▶ **GIVEN ENTRIES**:
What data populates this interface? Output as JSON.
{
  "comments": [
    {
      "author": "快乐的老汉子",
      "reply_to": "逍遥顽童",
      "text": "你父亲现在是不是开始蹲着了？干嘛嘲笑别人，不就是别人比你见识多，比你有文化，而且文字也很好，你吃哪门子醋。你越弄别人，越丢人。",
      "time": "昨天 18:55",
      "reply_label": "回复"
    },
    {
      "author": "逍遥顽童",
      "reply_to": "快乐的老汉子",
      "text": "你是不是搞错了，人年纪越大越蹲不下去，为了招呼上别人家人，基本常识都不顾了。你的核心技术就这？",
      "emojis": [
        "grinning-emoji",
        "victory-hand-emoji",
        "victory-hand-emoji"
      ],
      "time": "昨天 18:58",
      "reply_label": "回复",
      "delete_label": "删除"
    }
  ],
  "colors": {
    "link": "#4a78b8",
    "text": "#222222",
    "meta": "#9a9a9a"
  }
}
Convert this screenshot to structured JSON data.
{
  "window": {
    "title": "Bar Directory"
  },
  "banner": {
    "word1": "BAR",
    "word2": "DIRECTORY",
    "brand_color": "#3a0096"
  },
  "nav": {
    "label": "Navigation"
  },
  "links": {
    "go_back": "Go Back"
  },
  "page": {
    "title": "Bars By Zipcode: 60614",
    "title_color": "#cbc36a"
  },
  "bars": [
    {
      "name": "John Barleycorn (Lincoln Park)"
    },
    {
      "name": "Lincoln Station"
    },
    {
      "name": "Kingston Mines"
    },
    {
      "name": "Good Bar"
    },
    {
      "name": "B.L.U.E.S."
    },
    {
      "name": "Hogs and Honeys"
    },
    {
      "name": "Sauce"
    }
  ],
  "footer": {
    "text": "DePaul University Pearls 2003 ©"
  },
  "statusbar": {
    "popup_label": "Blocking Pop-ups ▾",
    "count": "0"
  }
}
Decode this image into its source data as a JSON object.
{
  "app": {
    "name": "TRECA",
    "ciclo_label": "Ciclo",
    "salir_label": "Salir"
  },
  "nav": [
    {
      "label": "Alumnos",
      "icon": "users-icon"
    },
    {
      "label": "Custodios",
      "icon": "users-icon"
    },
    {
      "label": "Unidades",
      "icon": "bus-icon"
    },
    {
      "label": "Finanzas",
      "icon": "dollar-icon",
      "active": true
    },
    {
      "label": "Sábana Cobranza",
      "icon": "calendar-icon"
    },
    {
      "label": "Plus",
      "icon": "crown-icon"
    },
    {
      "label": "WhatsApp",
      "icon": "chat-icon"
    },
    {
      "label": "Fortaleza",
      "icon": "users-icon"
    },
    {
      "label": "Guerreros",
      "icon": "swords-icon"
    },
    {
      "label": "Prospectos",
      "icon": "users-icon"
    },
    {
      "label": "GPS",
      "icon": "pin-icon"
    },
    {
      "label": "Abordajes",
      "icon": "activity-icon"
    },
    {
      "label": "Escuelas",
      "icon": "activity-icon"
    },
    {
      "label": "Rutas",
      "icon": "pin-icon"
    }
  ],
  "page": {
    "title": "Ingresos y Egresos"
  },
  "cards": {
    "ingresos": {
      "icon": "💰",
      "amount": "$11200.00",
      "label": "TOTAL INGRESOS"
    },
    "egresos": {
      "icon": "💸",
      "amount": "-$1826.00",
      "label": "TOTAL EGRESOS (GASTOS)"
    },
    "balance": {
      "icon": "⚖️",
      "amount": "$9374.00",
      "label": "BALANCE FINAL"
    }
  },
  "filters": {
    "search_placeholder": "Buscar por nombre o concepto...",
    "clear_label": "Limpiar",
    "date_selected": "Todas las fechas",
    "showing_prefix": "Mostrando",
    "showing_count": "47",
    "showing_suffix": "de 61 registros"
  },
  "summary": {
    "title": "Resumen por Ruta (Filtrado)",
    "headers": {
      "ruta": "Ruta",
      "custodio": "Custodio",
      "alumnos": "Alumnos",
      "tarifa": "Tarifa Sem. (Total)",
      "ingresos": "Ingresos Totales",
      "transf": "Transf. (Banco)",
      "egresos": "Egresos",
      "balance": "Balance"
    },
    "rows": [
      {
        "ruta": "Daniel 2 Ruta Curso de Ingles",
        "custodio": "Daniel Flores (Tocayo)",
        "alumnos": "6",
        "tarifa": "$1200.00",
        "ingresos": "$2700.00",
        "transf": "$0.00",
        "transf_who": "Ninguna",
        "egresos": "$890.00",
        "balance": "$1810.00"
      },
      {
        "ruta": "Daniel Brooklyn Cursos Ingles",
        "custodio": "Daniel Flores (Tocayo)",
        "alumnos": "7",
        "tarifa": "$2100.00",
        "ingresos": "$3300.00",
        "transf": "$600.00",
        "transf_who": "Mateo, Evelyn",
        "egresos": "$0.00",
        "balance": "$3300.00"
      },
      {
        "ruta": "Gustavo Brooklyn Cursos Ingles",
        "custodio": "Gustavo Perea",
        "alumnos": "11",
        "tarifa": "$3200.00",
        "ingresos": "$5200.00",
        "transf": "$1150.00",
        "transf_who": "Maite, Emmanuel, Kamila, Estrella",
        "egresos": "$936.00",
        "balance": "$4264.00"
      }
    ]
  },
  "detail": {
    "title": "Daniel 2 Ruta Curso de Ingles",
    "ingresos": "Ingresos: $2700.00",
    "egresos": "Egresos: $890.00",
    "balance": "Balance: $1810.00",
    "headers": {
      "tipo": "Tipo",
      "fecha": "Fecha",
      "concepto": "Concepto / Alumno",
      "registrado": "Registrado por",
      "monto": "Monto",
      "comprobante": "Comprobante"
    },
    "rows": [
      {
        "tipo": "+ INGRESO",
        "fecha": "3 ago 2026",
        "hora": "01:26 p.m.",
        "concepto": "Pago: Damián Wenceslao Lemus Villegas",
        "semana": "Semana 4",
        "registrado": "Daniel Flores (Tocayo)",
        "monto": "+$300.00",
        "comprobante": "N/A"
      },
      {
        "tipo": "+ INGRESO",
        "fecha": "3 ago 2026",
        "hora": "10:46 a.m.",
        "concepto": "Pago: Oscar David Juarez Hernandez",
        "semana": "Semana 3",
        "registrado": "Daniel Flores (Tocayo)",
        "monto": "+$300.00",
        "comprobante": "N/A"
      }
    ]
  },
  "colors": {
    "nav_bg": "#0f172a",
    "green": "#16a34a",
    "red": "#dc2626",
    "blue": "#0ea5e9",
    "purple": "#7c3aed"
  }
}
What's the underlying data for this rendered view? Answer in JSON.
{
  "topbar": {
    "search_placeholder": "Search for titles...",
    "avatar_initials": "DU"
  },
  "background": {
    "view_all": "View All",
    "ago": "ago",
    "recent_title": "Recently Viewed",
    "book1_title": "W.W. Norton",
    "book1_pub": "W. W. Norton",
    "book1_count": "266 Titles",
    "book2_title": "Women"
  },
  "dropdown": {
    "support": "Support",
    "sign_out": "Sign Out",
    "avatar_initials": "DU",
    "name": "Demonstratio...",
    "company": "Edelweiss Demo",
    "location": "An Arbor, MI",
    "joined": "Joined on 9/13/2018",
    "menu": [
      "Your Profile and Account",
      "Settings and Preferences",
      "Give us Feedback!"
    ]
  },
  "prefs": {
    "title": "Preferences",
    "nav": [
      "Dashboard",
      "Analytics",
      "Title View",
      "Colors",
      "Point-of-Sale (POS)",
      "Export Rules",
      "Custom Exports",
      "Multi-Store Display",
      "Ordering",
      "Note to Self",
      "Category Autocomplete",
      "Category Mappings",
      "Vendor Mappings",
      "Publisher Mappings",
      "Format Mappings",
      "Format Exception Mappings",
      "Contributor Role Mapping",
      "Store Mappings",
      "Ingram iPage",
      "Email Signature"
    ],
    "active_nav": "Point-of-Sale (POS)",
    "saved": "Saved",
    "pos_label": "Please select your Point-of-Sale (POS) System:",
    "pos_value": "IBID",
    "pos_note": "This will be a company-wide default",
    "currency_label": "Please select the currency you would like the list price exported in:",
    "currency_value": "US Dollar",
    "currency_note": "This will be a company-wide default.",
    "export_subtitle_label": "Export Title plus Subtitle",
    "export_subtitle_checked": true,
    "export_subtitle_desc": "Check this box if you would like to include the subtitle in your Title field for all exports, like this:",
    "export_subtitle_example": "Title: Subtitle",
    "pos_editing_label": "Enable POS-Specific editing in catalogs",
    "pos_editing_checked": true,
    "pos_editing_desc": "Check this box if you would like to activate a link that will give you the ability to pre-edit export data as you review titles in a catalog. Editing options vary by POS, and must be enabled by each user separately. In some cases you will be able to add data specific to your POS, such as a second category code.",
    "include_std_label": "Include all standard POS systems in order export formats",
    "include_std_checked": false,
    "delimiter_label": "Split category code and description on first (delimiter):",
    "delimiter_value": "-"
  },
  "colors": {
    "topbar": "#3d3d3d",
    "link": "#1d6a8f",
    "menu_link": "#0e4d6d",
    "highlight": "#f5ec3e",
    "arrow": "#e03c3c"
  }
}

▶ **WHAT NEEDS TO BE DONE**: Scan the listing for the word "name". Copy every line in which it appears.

▶ **EXPECTED ANSWER**:
      "name": "John Barleycorn (Lincoln Park)"
      "name": "Lincoln Station"
      "name": "Kingston Mines"
      "name": "Good Bar"
      "name": "B.L.U.E.S."
      "name": "Hogs and Honeys"
      "name": "Sauce"
    "name": "TRECA",
    "name": "Demonstratio...",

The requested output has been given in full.